### Assigned task
Give the records back in full, exactly as they read.

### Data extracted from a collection
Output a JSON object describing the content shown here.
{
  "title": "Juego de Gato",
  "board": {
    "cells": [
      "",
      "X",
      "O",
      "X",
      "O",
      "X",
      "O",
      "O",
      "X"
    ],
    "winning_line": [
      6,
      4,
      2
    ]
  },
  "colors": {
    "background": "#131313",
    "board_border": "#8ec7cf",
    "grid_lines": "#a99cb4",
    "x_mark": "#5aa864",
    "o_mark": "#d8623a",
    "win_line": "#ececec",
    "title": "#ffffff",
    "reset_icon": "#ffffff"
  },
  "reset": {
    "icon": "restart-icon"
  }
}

### Result below
Output a JSON object describing the content shown here.
{
  "title": "Juego de Gato",
  "board": {
    "cells": [
      "",
      "X",
      "O",
      "X",
      "O",
      "X",
      "O",
      "O",
      "X"
    ],
    "winning_line": [
      6,
      4,
      2
    ]
  },
  "colors": {
    "background": "#131313",
    "board_border": "#8ec7cf",
    "grid_lines": "#a99cb4",
    "x_mark": "#5aa864",
    "o_mark": "#d8623a",
    "win_line": "#ececec",
    "title": "#ffffff",
    "reset_icon": "#ffffff"
  },
  "reset": {
    "icon": "restart-icon"
  }
}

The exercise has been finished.